▶ _WHAT NEEDS TO BE DONE_
Wherever a line of the records contains "this", copy that line.

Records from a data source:

Segment Open

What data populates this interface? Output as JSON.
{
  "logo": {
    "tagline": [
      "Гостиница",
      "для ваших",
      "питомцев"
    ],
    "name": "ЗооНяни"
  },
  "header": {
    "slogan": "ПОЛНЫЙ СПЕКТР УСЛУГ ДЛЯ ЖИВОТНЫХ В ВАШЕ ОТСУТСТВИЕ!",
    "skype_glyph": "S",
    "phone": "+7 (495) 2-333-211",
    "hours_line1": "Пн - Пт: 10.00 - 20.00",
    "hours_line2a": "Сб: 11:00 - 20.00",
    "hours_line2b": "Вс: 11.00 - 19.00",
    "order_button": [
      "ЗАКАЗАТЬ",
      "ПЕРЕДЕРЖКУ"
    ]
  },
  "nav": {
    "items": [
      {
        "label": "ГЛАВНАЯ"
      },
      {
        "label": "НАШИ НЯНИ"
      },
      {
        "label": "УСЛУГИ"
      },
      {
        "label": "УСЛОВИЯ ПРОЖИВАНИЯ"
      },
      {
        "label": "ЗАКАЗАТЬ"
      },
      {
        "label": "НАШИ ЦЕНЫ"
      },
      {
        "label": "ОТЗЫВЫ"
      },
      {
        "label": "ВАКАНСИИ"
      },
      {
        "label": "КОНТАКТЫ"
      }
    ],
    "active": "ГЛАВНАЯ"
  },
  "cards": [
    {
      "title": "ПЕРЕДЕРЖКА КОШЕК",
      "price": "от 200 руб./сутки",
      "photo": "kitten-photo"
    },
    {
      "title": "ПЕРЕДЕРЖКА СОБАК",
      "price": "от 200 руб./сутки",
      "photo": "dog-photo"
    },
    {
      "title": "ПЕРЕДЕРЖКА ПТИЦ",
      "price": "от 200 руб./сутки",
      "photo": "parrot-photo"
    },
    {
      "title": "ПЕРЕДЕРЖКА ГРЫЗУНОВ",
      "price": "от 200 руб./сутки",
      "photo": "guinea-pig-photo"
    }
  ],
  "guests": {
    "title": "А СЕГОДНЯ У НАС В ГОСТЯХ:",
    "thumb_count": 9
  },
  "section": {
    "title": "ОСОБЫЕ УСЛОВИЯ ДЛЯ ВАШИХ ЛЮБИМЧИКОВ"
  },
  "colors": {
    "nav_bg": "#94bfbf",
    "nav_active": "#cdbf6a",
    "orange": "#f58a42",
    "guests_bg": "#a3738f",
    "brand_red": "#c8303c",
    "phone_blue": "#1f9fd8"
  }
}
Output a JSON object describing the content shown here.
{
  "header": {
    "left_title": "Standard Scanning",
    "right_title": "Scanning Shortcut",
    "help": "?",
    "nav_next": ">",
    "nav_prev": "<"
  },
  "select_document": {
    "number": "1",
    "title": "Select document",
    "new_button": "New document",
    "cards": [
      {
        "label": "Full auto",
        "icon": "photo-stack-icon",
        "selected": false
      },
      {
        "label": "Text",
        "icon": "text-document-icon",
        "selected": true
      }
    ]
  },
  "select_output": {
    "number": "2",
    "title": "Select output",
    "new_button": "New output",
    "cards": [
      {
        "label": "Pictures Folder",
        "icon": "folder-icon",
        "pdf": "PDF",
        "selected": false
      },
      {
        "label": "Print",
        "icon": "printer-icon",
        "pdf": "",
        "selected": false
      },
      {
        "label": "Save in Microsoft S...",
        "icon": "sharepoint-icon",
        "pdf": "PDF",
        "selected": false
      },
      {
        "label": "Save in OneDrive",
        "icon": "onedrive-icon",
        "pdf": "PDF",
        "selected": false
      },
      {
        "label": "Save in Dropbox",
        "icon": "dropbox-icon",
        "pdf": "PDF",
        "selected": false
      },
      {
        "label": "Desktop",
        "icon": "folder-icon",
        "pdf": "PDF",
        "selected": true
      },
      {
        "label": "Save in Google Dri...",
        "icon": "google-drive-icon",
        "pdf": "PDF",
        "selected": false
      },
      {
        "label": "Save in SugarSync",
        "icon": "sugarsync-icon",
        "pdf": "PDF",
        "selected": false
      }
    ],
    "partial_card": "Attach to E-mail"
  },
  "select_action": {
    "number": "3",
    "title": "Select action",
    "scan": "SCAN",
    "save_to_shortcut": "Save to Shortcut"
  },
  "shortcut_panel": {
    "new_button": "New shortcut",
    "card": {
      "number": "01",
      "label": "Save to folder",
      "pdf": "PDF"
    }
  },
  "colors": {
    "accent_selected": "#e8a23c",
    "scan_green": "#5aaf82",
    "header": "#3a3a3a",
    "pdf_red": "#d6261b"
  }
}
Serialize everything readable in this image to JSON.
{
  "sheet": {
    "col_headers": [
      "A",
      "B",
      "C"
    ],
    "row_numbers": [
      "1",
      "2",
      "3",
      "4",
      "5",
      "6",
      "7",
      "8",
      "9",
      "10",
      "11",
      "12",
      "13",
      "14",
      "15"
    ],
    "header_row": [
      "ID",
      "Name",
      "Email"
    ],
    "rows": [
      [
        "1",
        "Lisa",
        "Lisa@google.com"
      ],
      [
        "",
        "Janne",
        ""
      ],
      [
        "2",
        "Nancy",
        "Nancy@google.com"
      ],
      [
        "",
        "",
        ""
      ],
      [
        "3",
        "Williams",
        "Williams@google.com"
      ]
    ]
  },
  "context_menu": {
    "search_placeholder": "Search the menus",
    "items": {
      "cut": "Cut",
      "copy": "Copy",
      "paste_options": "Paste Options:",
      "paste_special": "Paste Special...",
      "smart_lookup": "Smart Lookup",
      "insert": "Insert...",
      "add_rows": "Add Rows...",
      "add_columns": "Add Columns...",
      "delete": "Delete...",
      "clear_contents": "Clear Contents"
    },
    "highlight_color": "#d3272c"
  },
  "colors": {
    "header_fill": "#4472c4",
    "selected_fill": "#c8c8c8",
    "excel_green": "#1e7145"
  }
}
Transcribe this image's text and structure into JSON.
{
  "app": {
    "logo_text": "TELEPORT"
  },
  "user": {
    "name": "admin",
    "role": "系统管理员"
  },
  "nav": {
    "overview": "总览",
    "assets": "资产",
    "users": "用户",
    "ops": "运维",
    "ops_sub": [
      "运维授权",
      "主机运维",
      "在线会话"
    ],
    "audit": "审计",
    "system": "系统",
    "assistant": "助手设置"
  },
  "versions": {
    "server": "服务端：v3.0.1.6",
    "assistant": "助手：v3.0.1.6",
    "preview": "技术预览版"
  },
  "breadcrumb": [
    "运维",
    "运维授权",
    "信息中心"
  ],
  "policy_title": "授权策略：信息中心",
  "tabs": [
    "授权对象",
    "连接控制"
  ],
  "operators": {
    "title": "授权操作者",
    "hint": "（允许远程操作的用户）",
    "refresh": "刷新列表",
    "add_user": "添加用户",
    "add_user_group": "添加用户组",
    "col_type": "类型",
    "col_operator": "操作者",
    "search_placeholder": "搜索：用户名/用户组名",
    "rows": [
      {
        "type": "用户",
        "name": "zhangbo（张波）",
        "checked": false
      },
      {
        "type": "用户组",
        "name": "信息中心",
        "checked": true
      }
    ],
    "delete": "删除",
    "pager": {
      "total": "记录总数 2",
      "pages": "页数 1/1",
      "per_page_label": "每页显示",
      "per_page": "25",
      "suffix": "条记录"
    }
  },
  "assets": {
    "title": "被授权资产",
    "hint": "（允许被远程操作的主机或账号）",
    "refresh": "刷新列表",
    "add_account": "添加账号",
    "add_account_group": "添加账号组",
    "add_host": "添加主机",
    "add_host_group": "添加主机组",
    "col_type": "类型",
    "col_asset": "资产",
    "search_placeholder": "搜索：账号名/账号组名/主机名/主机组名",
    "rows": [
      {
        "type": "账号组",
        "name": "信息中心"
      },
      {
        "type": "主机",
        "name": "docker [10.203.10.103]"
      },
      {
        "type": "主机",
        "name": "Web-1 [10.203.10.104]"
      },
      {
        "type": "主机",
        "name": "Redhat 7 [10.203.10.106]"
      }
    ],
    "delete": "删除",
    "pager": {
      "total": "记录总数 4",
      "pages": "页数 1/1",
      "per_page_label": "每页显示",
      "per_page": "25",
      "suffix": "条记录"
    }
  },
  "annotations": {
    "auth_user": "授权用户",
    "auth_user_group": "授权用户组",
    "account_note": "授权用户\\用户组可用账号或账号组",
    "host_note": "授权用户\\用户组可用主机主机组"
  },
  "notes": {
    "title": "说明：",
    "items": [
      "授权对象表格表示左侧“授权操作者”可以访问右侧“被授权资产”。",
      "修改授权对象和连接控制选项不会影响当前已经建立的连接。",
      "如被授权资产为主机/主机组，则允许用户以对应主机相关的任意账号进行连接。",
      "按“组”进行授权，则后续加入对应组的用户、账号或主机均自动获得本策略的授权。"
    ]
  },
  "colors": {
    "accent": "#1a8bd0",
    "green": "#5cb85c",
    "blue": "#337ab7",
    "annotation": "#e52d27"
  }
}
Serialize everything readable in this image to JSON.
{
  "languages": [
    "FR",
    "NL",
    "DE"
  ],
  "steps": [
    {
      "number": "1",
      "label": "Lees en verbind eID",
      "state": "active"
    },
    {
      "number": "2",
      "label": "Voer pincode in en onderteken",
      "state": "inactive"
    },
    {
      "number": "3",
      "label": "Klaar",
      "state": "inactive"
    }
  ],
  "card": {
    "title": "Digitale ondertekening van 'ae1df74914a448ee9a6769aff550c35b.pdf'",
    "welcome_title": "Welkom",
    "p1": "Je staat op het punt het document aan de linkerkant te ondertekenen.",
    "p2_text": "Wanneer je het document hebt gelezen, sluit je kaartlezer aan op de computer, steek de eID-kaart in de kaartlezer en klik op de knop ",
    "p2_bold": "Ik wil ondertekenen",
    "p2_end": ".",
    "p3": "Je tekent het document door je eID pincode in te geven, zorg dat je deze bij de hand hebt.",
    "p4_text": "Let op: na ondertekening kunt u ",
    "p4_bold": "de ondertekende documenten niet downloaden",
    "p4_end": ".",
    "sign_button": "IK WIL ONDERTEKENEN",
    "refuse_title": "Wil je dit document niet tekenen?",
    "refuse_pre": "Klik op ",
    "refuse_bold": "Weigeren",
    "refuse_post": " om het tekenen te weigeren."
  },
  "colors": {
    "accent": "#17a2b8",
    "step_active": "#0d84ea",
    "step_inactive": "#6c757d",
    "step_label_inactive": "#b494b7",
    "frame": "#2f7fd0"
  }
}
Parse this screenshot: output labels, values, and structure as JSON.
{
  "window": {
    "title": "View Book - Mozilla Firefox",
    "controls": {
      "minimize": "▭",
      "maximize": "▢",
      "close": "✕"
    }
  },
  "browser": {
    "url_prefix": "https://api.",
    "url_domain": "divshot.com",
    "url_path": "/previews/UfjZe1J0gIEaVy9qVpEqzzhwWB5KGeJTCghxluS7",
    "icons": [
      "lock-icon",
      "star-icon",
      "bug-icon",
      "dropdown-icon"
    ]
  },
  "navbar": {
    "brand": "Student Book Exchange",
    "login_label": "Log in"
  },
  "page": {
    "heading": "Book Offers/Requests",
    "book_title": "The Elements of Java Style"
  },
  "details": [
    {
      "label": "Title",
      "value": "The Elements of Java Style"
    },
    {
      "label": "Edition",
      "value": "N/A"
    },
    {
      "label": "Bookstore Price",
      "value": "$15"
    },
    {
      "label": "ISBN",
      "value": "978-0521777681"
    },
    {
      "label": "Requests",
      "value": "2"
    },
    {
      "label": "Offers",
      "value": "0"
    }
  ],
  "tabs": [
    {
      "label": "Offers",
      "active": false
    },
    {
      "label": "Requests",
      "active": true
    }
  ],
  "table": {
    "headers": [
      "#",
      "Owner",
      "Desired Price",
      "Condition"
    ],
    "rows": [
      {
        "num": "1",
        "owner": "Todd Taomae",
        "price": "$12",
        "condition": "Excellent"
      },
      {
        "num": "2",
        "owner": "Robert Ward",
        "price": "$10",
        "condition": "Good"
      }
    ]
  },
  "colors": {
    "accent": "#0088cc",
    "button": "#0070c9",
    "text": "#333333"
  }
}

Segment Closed

▶ _FINISHED EXERCISE_
What data populates this interface? Output as JSON.
Serialize everything readable in this image to JSON.
Transcribe this image's text and structure into JSON.
Serialize everything readable in this image to JSON.
Parse this screenshot: output labels, values, and structure as JSON.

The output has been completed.